Their previous life in Los Angeles couldn't be more different.

"Our life in LA was so glamorous! We had a Jacuzzi, we had a pool outside and big windows," reminisced Paris.

Lovell mentions they even had two cars, a Mini Cooper convertible and a BMW 7 series.

RELATED: American Dream of buying a home may be unattainable for majority of Bay Area residents, study finds

For a year and a half, as the two finish school for marketing and directing, they live in about 60-square feet of their van. The floors are faux wood, the bed a converted futon and there's a small barrel-turned-toilet inside.

By living this lifestyle, the couple is able to save thousands. Their expenses total just about $1,000 a month, with the bulk of the money going toward food (a lot of packaged tuna and brown rice) and the van's $300 van loan payment. The rest goes toward a gym membership so they can shower, cellphones so they can use the internet in the van and the occasional parking ticket.

Tickets and towing weren't their only challenges at first.
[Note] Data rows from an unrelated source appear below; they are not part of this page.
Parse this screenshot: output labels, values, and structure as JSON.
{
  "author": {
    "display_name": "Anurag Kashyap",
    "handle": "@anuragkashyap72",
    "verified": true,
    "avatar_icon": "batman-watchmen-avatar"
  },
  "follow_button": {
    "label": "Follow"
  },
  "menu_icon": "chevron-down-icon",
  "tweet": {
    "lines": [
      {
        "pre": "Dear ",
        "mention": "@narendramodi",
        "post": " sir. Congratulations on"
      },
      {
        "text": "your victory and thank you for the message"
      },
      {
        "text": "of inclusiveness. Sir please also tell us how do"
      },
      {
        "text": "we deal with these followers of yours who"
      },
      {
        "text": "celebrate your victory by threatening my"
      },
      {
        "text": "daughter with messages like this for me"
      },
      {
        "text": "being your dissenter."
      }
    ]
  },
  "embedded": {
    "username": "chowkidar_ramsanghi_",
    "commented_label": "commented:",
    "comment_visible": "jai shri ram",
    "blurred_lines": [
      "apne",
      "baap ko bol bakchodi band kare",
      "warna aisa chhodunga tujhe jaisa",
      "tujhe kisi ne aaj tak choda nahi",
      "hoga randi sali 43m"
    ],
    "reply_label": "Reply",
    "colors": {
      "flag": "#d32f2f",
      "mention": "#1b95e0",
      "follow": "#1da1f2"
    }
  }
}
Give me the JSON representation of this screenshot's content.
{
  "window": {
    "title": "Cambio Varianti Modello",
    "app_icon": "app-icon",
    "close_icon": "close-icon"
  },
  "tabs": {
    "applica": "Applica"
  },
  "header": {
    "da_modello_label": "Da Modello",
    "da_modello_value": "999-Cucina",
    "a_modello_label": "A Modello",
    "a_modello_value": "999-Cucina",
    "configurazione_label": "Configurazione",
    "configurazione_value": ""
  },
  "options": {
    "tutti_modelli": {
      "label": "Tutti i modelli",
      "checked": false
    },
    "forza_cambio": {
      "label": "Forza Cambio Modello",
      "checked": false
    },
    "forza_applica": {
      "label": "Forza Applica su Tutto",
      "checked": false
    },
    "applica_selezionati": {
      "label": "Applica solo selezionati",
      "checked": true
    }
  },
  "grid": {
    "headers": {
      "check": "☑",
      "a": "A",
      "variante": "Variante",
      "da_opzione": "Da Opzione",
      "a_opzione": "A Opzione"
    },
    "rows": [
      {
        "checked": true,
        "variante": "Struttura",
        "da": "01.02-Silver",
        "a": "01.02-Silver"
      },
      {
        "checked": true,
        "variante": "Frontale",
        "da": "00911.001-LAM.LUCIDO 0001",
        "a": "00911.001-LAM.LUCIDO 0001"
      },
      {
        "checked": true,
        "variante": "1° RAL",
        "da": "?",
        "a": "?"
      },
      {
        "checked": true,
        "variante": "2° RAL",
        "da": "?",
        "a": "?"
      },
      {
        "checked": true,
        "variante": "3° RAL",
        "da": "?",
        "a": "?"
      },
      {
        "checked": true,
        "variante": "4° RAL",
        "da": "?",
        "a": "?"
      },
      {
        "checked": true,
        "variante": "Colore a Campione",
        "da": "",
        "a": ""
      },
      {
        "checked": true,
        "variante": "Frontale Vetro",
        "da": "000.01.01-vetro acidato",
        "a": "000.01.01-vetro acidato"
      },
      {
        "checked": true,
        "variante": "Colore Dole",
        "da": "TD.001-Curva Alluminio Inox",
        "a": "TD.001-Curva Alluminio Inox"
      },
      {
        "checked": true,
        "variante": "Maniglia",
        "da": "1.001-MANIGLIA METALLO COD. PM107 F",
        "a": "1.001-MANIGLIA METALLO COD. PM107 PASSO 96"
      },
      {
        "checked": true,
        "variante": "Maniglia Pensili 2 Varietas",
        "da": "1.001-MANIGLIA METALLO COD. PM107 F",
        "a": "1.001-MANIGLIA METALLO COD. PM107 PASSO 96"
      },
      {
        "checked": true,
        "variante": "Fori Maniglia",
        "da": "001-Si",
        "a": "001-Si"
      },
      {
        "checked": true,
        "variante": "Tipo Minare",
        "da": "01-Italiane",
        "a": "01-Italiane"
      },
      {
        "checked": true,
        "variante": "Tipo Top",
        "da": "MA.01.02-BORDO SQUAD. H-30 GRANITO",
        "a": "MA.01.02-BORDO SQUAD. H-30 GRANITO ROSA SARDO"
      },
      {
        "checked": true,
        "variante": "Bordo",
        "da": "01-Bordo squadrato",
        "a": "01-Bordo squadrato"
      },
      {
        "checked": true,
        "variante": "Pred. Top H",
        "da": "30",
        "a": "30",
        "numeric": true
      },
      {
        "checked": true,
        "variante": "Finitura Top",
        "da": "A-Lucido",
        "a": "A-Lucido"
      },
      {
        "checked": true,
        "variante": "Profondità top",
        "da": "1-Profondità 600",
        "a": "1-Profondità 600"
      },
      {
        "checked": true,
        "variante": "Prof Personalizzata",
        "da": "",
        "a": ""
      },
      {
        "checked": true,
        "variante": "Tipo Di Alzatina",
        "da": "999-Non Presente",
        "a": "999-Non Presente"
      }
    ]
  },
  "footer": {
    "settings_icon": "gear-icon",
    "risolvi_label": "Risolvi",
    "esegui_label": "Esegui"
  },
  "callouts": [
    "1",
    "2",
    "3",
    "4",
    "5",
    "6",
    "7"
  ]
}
"We didn't know where to park in the safest areas, so we've gotten our windows busted and we've gotten towed...but now we know where to go."

RELATED: Effort underway to help find solutions to address Bay Area's housing affordability crisis
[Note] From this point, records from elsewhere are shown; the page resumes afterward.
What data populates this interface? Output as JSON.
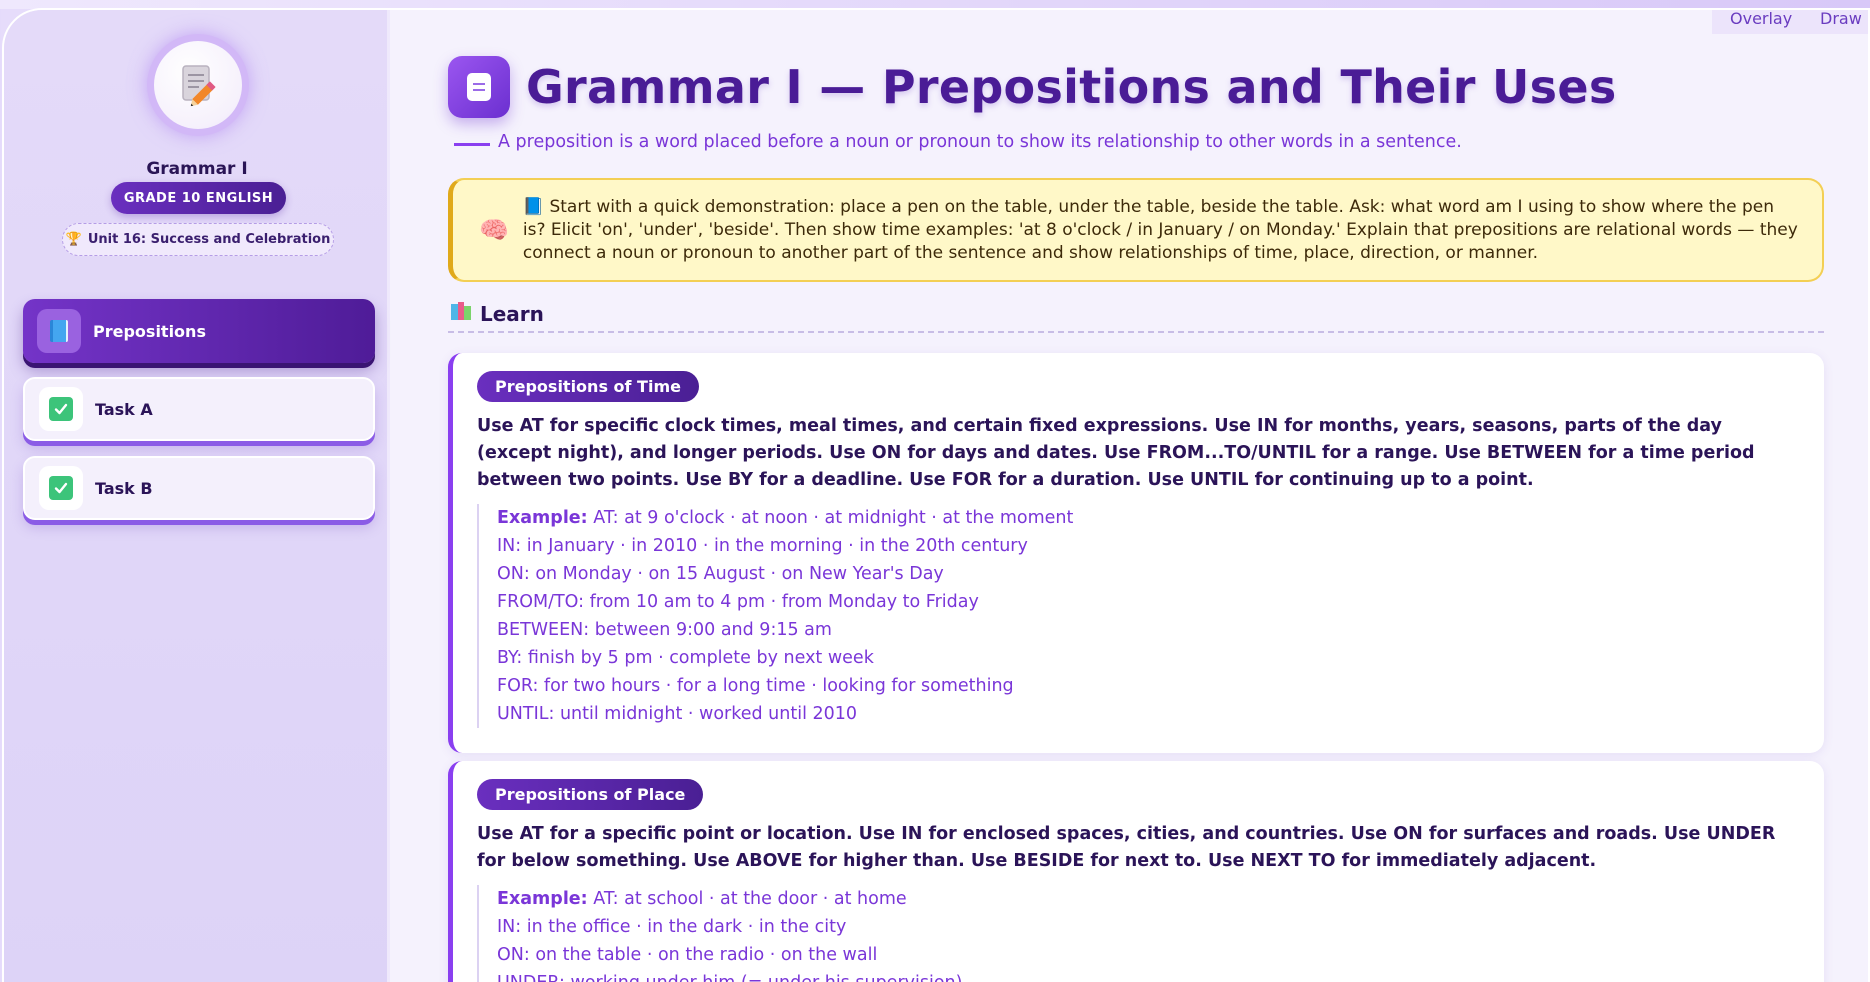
{
  "top_actions": {
    "overlay": "Overlay",
    "draw": "Draw"
  },
  "sidebar": {
    "app_title": "Grammar I",
    "grade": "GRADE 10 ENGLISH",
    "unit_icon": "🏆",
    "unit": "Unit 16: Success and Celebration",
    "items": [
      {
        "label": "Prepositions",
        "icon": "book-icon",
        "active": true
      },
      {
        "label": "Task A",
        "icon": "check-icon",
        "active": false
      },
      {
        "label": "Task B",
        "icon": "check-icon",
        "active": false
      }
    ]
  },
  "header": {
    "title": "Grammar I — Prepositions and Their Uses",
    "subtitle": "A preposition is a word placed before a noun or pronoun to show its relationship to other words in a sentence."
  },
  "teacher_note": {
    "icon": "🧠",
    "text": "📘 Start with a quick demonstration: place a pen on the table, under the table, beside the table. Ask: what word am I using to show where the pen is? Elicit 'on', 'under', 'beside'. Then show time examples: 'at 8 o'clock / in January / on Monday.' Explain that prepositions are relational words — they connect a noun or pronoun to another part of the sentence and show relationships of time, place, direction, or manner."
  },
  "learn": {
    "heading": "Learn",
    "cards": [
      {
        "title": "Prepositions of Time",
        "body": "Use AT for specific clock times, meal times, and certain fixed expressions. Use IN for months, years, seasons, parts of the day (except night), and longer periods. Use ON for days and dates. Use FROM...TO/UNTIL for a range. Use BETWEEN for a time period between two points. Use BY for a deadline. Use FOR for a duration. Use UNTIL for continuing up to a point.",
        "example_label": "Example:",
        "examples": [
          "AT: at 9 o'clock · at noon · at midnight · at the moment",
          "IN: in January · in 2010 · in the morning · in the 20th century",
          "ON: on Monday · on 15 August · on New Year's Day",
          "FROM/TO: from 10 am to 4 pm · from Monday to Friday",
          "BETWEEN: between 9:00 and 9:15 am",
          "BY: finish by 5 pm · complete by next week",
          "FOR: for two hours · for a long time · looking for something",
          "UNTIL: until midnight · worked until 2010"
        ]
      },
      {
        "title": "Prepositions of Place",
        "body": "Use AT for a specific point or location. Use IN for enclosed spaces, cities, and countries. Use ON for surfaces and roads. Use UNDER for below something. Use ABOVE for higher than. Use BESIDE for next to. Use NEXT TO for immediately adjacent.",
        "example_label": "Example:",
        "examples": [
          "AT: at school · at the door · at home",
          "IN: in the office · in the dark · in the city",
          "ON: on the table · on the radio · on the wall",
          "UNDER: working under him (= under his supervision)"
        ]
      }
    ]
  }
}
They also admit to arguing a lot in the beginning, and not being aware of each other's space. But the process has also made them stronger.

Paris says while they're prepared to live in the van for up to 9 years if necessary, their end goal is to one day buy a big house somewhere and raise their children in it. But for now, they say they want to share their story of frugality, shedding the materialistic life and showing others it can be done.

"You don't see many people of color living in a in a van as black people, we wanted to show people that are low income housing that if you want to choose to go to school, that you can live in a van. There are other options."

You can follow their #VanLife adventures at